“The initial thought of a 13-year-old getting married weighs heavily against granting this marriage petition,” she wrote. “Nevertheless, this very idea is clearly contemplated, and allowable.”

Ashley wrote in her decision that she approved the couple’s waiver because of “their religious faith and their desire to act in accordance with the tenets of their religious instruction.”

The judge recognized many marriages start with an unplanned pregnancy, which begin hopeful, but end in divorce. While she could try to protect them from “marrying too young,” their continued relationship, or possible break up, was beyond the court’s control, she wrote.

“They can – and the court presumes they will – continue their relationship even if the court denies their marriage petition,” Ashley wrote. “Trying to protect and guide these two young people is simply not the job of this court; it is the job of the parents.”

The couple was back in court four months later for a divorce.

Judges will deny waivers if an application does not provide a compelling enough reason for approval.

A petition for marriage between 16- and 19-year old immigrants from the Dominican Republic was denied last year in Manchester.
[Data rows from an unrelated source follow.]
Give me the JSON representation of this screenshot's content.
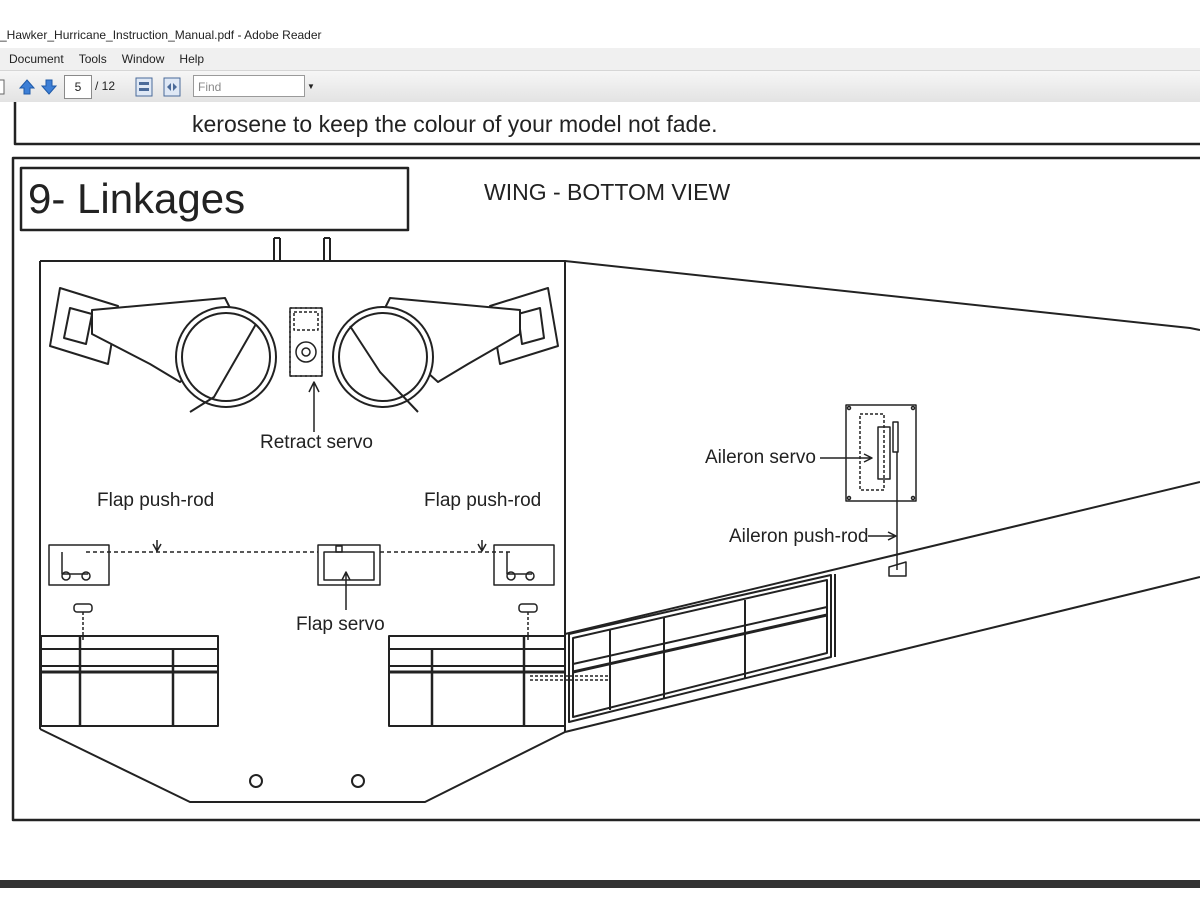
{
  "window": {
    "title": "_Hawker_Hurricane_Instruction_Manual.pdf - Adobe Reader"
  },
  "menu": [
    "Document",
    "Tools",
    "Window",
    "Help"
  ],
  "toolbar": {
    "page_current": "5",
    "page_total": "/ 12",
    "find_placeholder": "Find"
  },
  "document": {
    "top_text": "kerosene to keep the colour of your model not fade.",
    "section_title": "9- Linkages",
    "view_title": "WING - BOTTOM VIEW",
    "labels": {
      "retract_servo": "Retract servo",
      "flap_pushrod_left": "Flap push-rod",
      "flap_pushrod_right": "Flap push-rod",
      "flap_servo": "Flap servo",
      "aileron_servo": "Aileron servo",
      "aileron_pushrod": "Aileron push-rod"
    }
  }
}
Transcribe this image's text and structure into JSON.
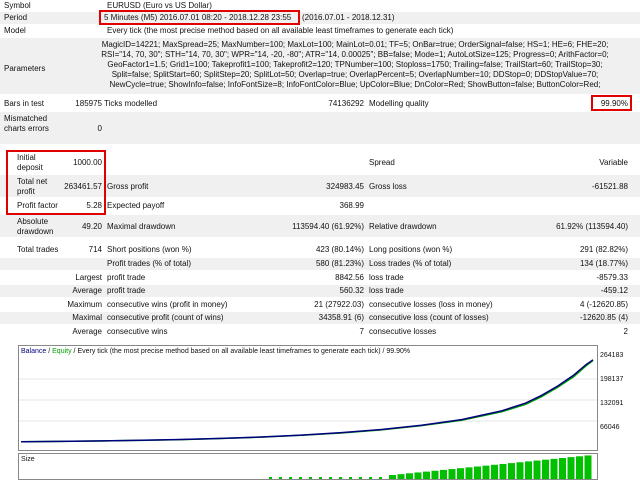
{
  "header": {
    "symbol_label": "Symbol",
    "symbol_value": "EURUSD (Euro vs US Dollar)",
    "period_label": "Period",
    "period_value": "5 Minutes (M5) 2016.07.01 08:20 - 2018.12.28 23:55",
    "period_range": "(2016.07.01 - 2018.12.31)",
    "model_label": "Model",
    "model_value": "Every tick (the most precise method based on all available least timeframes to generate each tick)",
    "parameters_label": "Parameters",
    "parameters_lines": [
      "MagicID=14221; MaxSpread=25; MaxNumber=100; MaxLot=100; MainLot=0.01; TF=5; OnBar=true; OrderSignal=false; HS=1; HE=6; FHE=20;",
      "RSI=\"14, 70, 30\"; STH=\"14, 70, 30\"; WPR=\"14, -20, -80\"; ATR=\"14, 0.00025\"; BB=false; Mode=1; AutoLotSize=125; Progress=0; ArithFactor=0;",
      "GeoFactor1=1.5; Grid1=100; Takeprofit1=100; Takeprofit2=120; TPNumber=100; Stoploss=1750; Trailing=false; TrailStart=60; TrailStop=30;",
      "Split=false; SplitStart=60; SplitStep=20; SplitLot=50; Overlap=true; OverlapPercent=5; OverlapNumber=10; DDStop=0; DDStopValue=70;",
      "NewCycle=true; ShowInfo=false; InfoFontSize=8; InfoFontColor=Blue; UpColor=Blue; DnColor=Red; ShowButton=false; ButtonColor=Red;"
    ]
  },
  "bars": {
    "bars_label": "Bars in test",
    "bars_value": "185975",
    "ticks_label": "Ticks modelled",
    "ticks_value": "74136292",
    "quality_label": "Modelling quality",
    "quality_value": "99.90%",
    "mismatch_label": "Mismatched charts errors",
    "mismatch_value": "0"
  },
  "deposit": {
    "initial_label": "Initial deposit",
    "initial_value": "1000.00",
    "spread_label": "Spread",
    "spread_value": "Variable",
    "net_label": "Total net profit",
    "net_value": "263461.57",
    "gross_profit_label": "Gross profit",
    "gross_profit_value": "324983.45",
    "gross_loss_label": "Gross loss",
    "gross_loss_value": "-61521.88",
    "pf_label": "Profit factor",
    "pf_value": "5.28",
    "payoff_label": "Expected payoff",
    "payoff_value": "368.99",
    "abs_dd_label": "Absolute drawdown",
    "abs_dd_value": "49.20",
    "max_dd_label": "Maximal drawdown",
    "max_dd_value": "113594.40 (61.92%)",
    "rel_dd_label": "Relative drawdown",
    "rel_dd_value": "61.92% (113594.40)"
  },
  "trades": {
    "total_label": "Total trades",
    "total_value": "714",
    "short_label": "Short positions (won %)",
    "short_value": "423 (80.14%)",
    "long_label": "Long positions (won %)",
    "long_value": "291 (82.82%)",
    "pt_label": "Profit trades (% of total)",
    "pt_value": "580 (81.23%)",
    "lt_label": "Loss trades (% of total)",
    "lt_value": "134 (18.77%)",
    "largest": "Largest",
    "average": "Average",
    "maximum": "Maximum",
    "maximal": "Maximal",
    "profit_trade": "profit trade",
    "loss_trade": "loss trade",
    "largest_profit": "8842.56",
    "largest_loss": "-8579.33",
    "average_profit": "560.32",
    "average_loss": "-459.12",
    "cw_money_label": "consecutive wins (profit in money)",
    "cw_money_value": "21 (27922.03)",
    "cl_money_label": "consecutive losses (loss in money)",
    "cl_money_value": "4 (-12620.85)",
    "cw_count_label": "consecutive profit (count of wins)",
    "cw_count_value": "34358.91 (6)",
    "cl_count_label": "consecutive loss (count of losses)",
    "cl_count_value": "-12620.85 (4)",
    "acw_label": "consecutive wins",
    "acw_value": "7",
    "acl_label": "consecutive losses",
    "acl_value": "2"
  },
  "chart_header": {
    "balance": "Balance",
    "sep": " / ",
    "equity": "Equity",
    "desc": " / Every tick (the most precise method based on all available least timeframes to generate each tick) / 99.90%",
    "size_label": "Size"
  },
  "chart_data": {
    "type": "line",
    "yticks": [
      "264183",
      "198137",
      "132091",
      "66046"
    ],
    "ylim": [
      0,
      270000
    ],
    "xlim": [
      0,
      714
    ],
    "series": [
      {
        "name": "Balance",
        "color": "#00007f",
        "x": [
          0,
          50,
          100,
          150,
          200,
          250,
          300,
          350,
          400,
          450,
          500,
          550,
          600,
          630,
          650,
          670,
          690,
          705,
          714
        ],
        "y": [
          1000,
          2000,
          3500,
          5500,
          8000,
          11500,
          16000,
          22000,
          30000,
          40000,
          54000,
          72000,
          100000,
          125000,
          150000,
          180000,
          215000,
          248000,
          264183
        ]
      },
      {
        "name": "Equity",
        "color": "#00a000",
        "x": [
          0,
          50,
          100,
          150,
          200,
          250,
          300,
          350,
          400,
          450,
          500,
          550,
          600,
          630,
          650,
          670,
          690,
          705,
          714
        ],
        "y": [
          1000,
          1900,
          3400,
          5300,
          7800,
          11200,
          15600,
          21500,
          29000,
          39000,
          52500,
          70000,
          97000,
          121000,
          146000,
          176000,
          210000,
          244000,
          262000
        ]
      }
    ],
    "size_color": "#00c000",
    "colors": {
      "highlight": "#e00000",
      "band": "#f0f0f0"
    }
  }
}
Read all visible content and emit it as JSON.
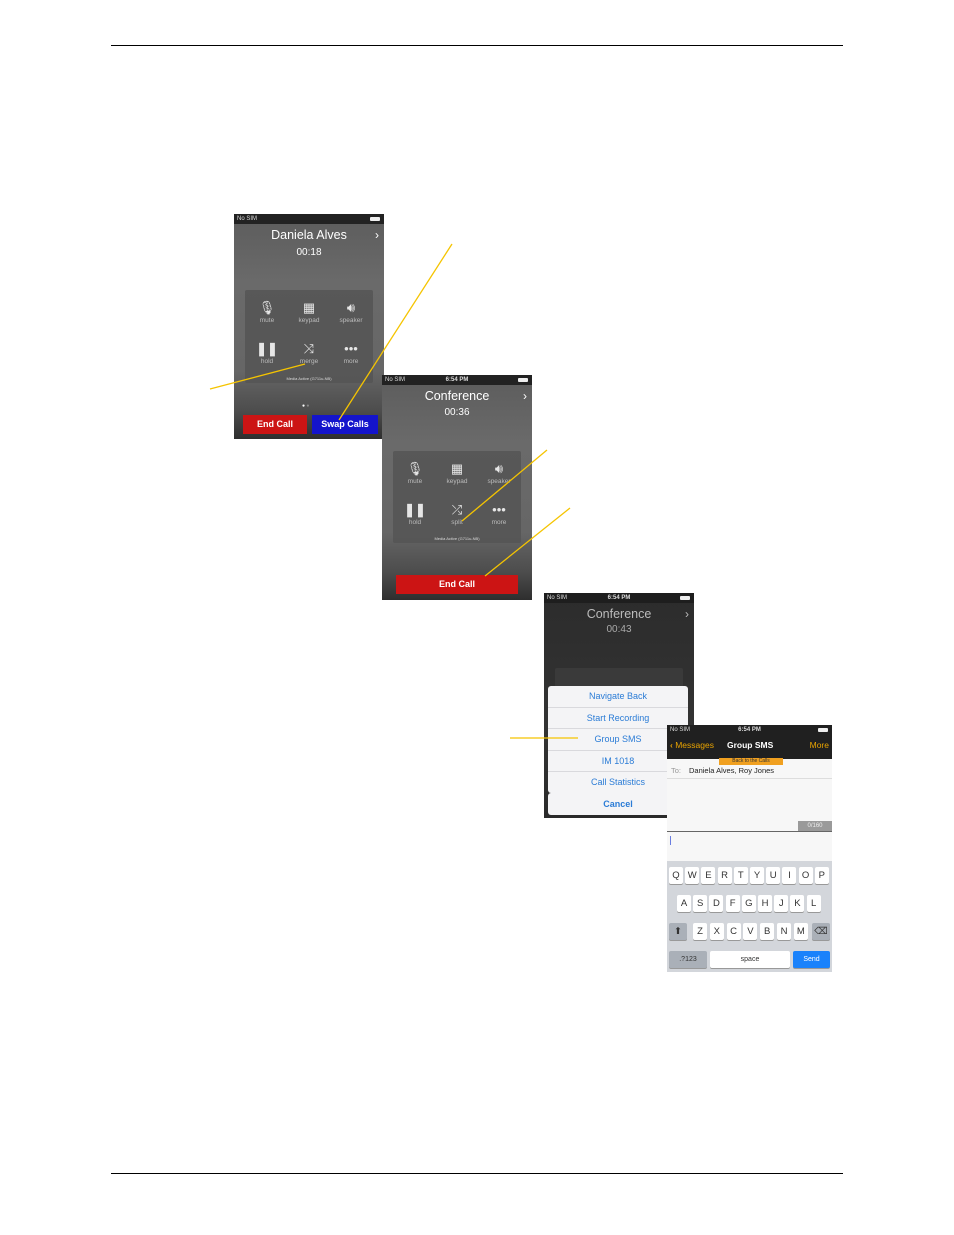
{
  "screen1": {
    "carrier": "No SIM",
    "title": "Daniela Alves",
    "timer": "00:18",
    "controls": [
      {
        "label": "mute",
        "icon": "microphone-icon"
      },
      {
        "label": "keypad",
        "icon": "keypad-icon"
      },
      {
        "label": "speaker",
        "icon": "speaker-icon"
      },
      {
        "label": "hold",
        "icon": "pause-icon"
      },
      {
        "label": "merge",
        "icon": "merge-icon"
      },
      {
        "label": "more",
        "icon": "more-icon"
      }
    ],
    "media_status": "Media Active (G711u-NB)",
    "end_call": "End Call",
    "swap_calls": "Swap Calls",
    "page_indicator": {
      "current": 1,
      "total": 2
    }
  },
  "screen2": {
    "carrier": "No SIM",
    "time": "6:54 PM",
    "title": "Conference",
    "timer": "00:36",
    "controls": [
      {
        "label": "mute",
        "icon": "microphone-icon"
      },
      {
        "label": "keypad",
        "icon": "keypad-icon"
      },
      {
        "label": "speaker",
        "icon": "speaker-icon"
      },
      {
        "label": "hold",
        "icon": "pause-icon"
      },
      {
        "label": "split",
        "icon": "split-icon"
      },
      {
        "label": "more",
        "icon": "more-icon"
      }
    ],
    "media_status": "Media Active (G711u-NB)",
    "end_call": "End Call"
  },
  "screen3": {
    "carrier": "No SIM",
    "time": "6:54 PM",
    "title": "Conference",
    "timer": "00:43",
    "menu": [
      "Navigate Back",
      "Start Recording",
      "Group SMS",
      "IM 1018",
      "Call Statistics"
    ],
    "cancel": "Cancel"
  },
  "screen4": {
    "carrier": "No SIM",
    "time": "6:54 PM",
    "back_label": "Messages",
    "title": "Group SMS",
    "more_label": "More",
    "tooltip": "Back to the Calls",
    "to_label": "To:",
    "recipients": "Daniela Alves, Roy Jones",
    "char_counter": "0/160",
    "keyboard": {
      "row1": [
        "Q",
        "W",
        "E",
        "R",
        "T",
        "Y",
        "U",
        "I",
        "O",
        "P"
      ],
      "row2": [
        "A",
        "S",
        "D",
        "F",
        "G",
        "H",
        "J",
        "K",
        "L"
      ],
      "row3": [
        "Z",
        "X",
        "C",
        "V",
        "B",
        "N",
        "M"
      ],
      "numbers_key": ".?123",
      "space_key": "space",
      "send_key": "Send"
    }
  },
  "colors": {
    "callout_line": "#f5c400",
    "end_call": "#cc1414",
    "swap_calls": "#1414cc",
    "action_text": "#2b7cd6",
    "nav_accent": "#e8a300",
    "send_key": "#1a82fb"
  }
}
The couple wrote, “we love each other and we want to spend our lives together.”

Judge Susan Carbon did not find that argument strong enough to grant an exception to New Hampshire law.

“The fact that two people are in love should be the norm, not a special circumstance for a marriage,” Carbon wrote in her decision.

Wurtz said that by looking solely at statistics, the issue of child marriage seems to be regulating itself over the years.

“We’re definitely not seeing a mass epidemic of hundreds of 14-year-olds getting married,” he said. “It’s going exactly the way it should be going – it’s almost disappearing.”